| Problem to work on |
Report how many lines of the records below include the word "columns". Give nothing but the number.

--------------------------------------------------

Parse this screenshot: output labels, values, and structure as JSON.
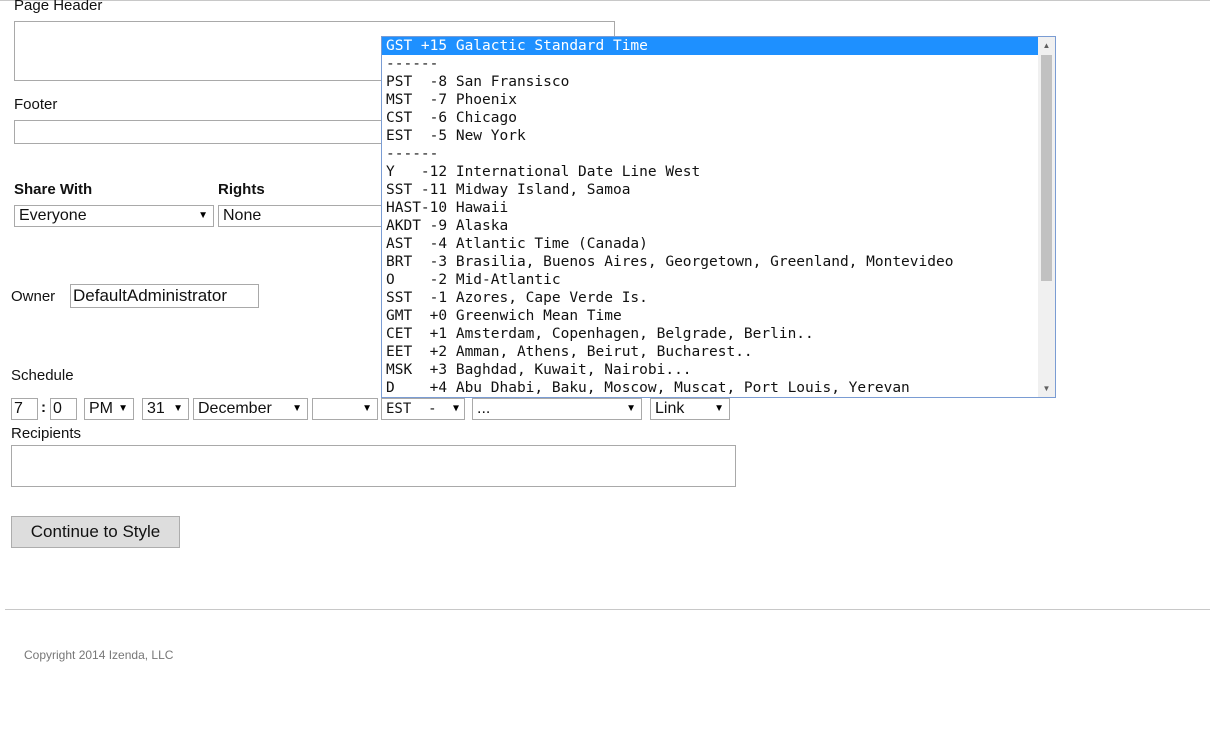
{
  "page_header": {
    "label": "Page Header"
  },
  "footer": {
    "label": "Footer"
  },
  "share": {
    "share_with_label": "Share With",
    "share_with_value": "Everyone",
    "rights_label": "Rights",
    "rights_value": "None"
  },
  "owner": {
    "label": "Owner",
    "value": "DefaultAdministrator"
  },
  "schedule": {
    "label": "Schedule",
    "hour": "7",
    "separator": ":",
    "minute": "0",
    "ampm": "PM",
    "day": "31",
    "month": "December",
    "year": "",
    "timezone": "EST  -",
    "recurrence": "...",
    "delivery": "Link"
  },
  "recipients": {
    "label": "Recipients",
    "value": ""
  },
  "continue_button": "Continue to Style",
  "timezone_dropdown": {
    "options": [
      "GST +15 Galactic Standard Time",
      "------",
      "PST  -8 San Fransisco",
      "MST  -7 Phoenix",
      "CST  -6 Chicago",
      "EST  -5 New York",
      "------",
      "Y   -12 International Date Line West",
      "SST -11 Midway Island, Samoa",
      "HAST-10 Hawaii",
      "AKDT -9 Alaska",
      "AST  -4 Atlantic Time (Canada)",
      "BRT  -3 Brasilia, Buenos Aires, Georgetown, Greenland, Montevideo",
      "O    -2 Mid-Atlantic",
      "SST  -1 Azores, Cape Verde Is.",
      "GMT  +0 Greenwich Mean Time",
      "CET  +1 Amsterdam, Copenhagen, Belgrade, Berlin..",
      "EET  +2 Amman, Athens, Beirut, Bucharest..",
      "MSK  +3 Baghdad, Kuwait, Nairobi...",
      "D    +4 Abu Dhabi, Baku, Moscow, Muscat, Port Louis, Yerevan"
    ],
    "selected_index": 0
  },
  "copyright": "Copyright 2014 Izenda, LLC",
  "icons": {
    "dropdown_arrow": "chevron-down-icon",
    "scroll_up": "scroll-up-icon",
    "scroll_down": "scroll-down-icon"
  },
  "colors": {
    "selection": "#1e90ff",
    "button_bg": "#dddddd"
  }
}
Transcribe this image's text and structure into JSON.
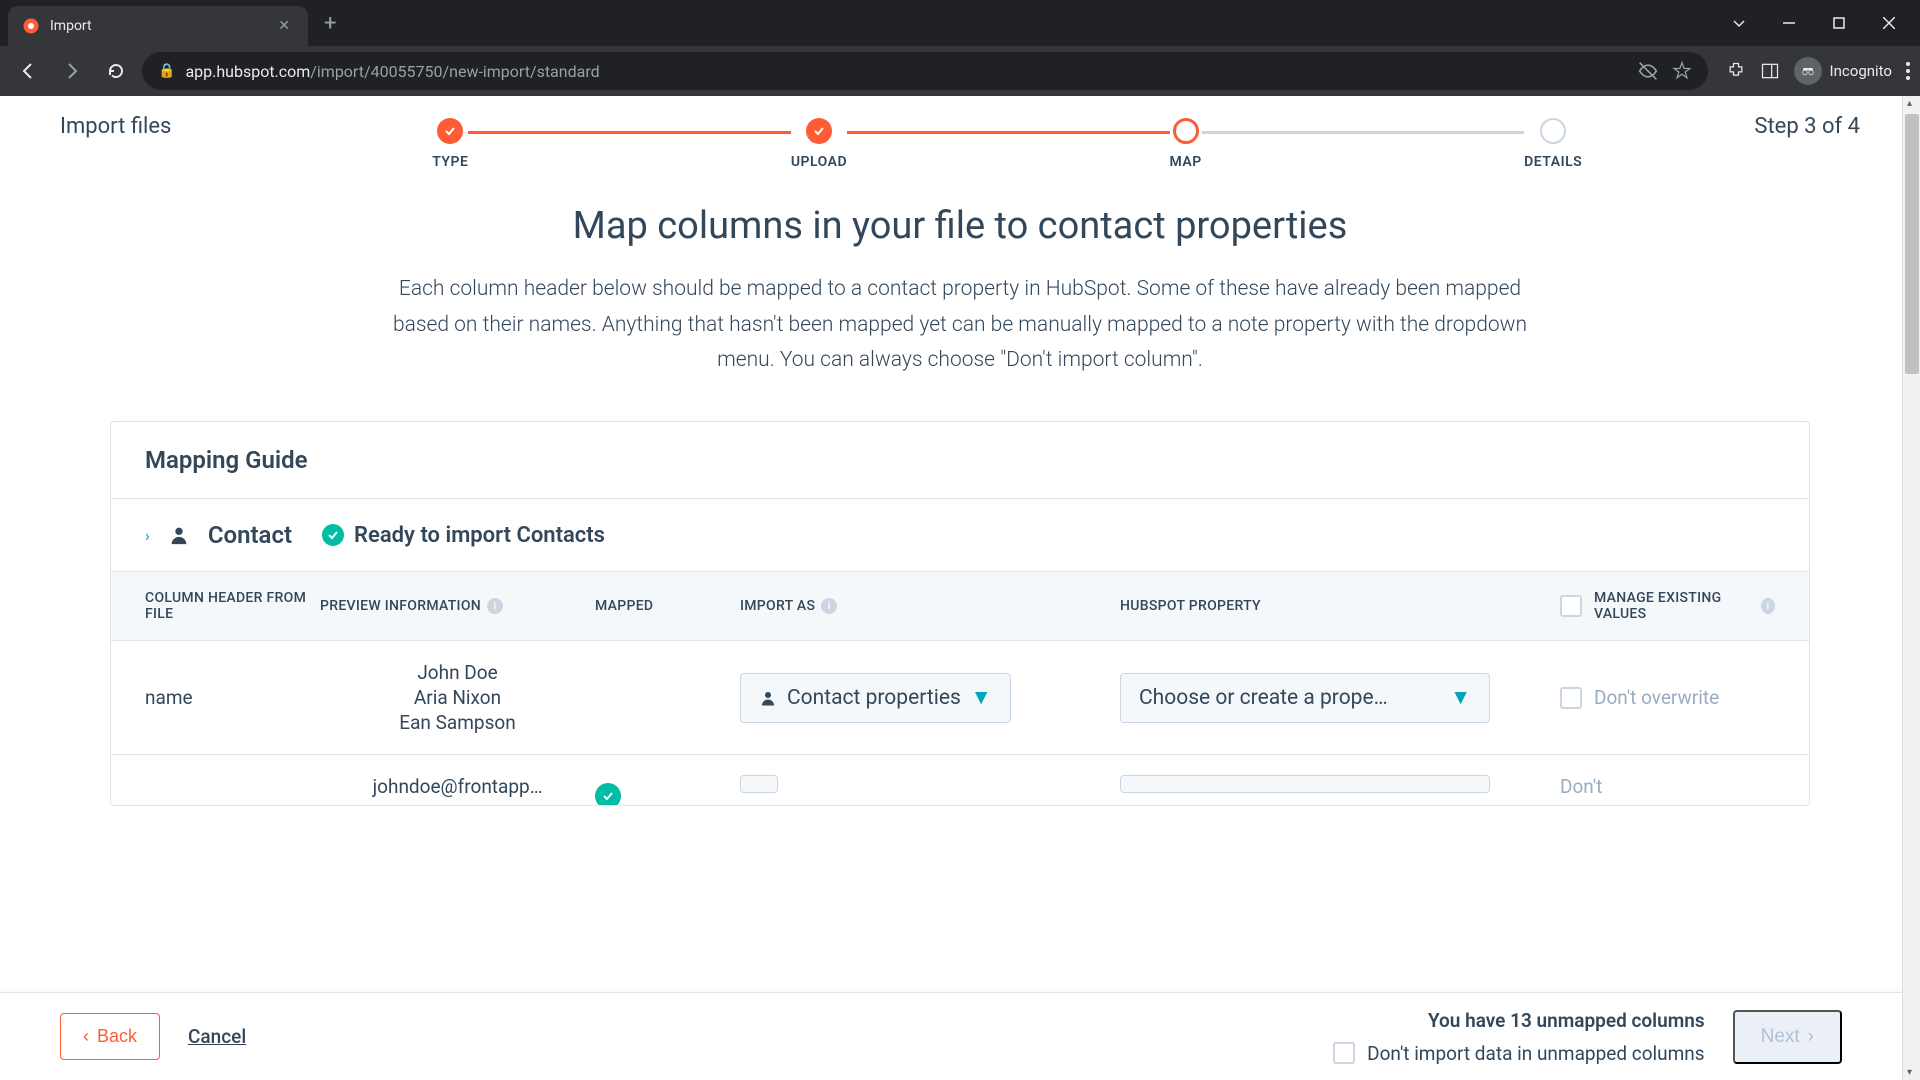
{
  "browser": {
    "tab_title": "Import",
    "url_host": "app.hubspot.com",
    "url_path": "/import/40055750/new-import/standard",
    "incognito_label": "Incognito"
  },
  "header": {
    "left": "Import files",
    "right": "Step 3 of 4"
  },
  "stepper": {
    "steps": [
      "TYPE",
      "UPLOAD",
      "MAP",
      "DETAILS"
    ]
  },
  "content": {
    "title": "Map columns in your file to contact properties",
    "description": "Each column header below should be mapped to a contact property in HubSpot. Some of these have already been mapped based on their names. Anything that hasn't been mapped yet can be manually mapped to a note property with the dropdown menu. You can always choose \"Don't import column\"."
  },
  "panel": {
    "title": "Mapping Guide",
    "accordion_label": "Contact",
    "ready_text": "Ready to import Contacts"
  },
  "table": {
    "headers": {
      "col1": "COLUMN HEADER FROM FILE",
      "col2": "PREVIEW INFORMATION",
      "col3": "MAPPED",
      "col4": "IMPORT AS",
      "col5": "HUBSPOT PROPERTY",
      "col6": "MANAGE EXISTING VALUES"
    },
    "rows": [
      {
        "header": "name",
        "preview": [
          "John Doe",
          "Aria Nixon",
          "Ean Sampson"
        ],
        "import_as": "Contact properties",
        "hubspot_property": "Choose or create a prope…",
        "manage": "Don't overwrite"
      },
      {
        "header": "",
        "preview": [
          "johndoe@frontapp…"
        ],
        "import_as": "",
        "hubspot_property": "",
        "manage": "Don't"
      }
    ]
  },
  "footer": {
    "back": "Back",
    "cancel": "Cancel",
    "unmapped_title": "You have 13 unmapped columns",
    "unmapped_checkbox": "Don't import data in unmapped columns",
    "next": "Next"
  }
}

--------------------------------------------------

| Problem solution |
3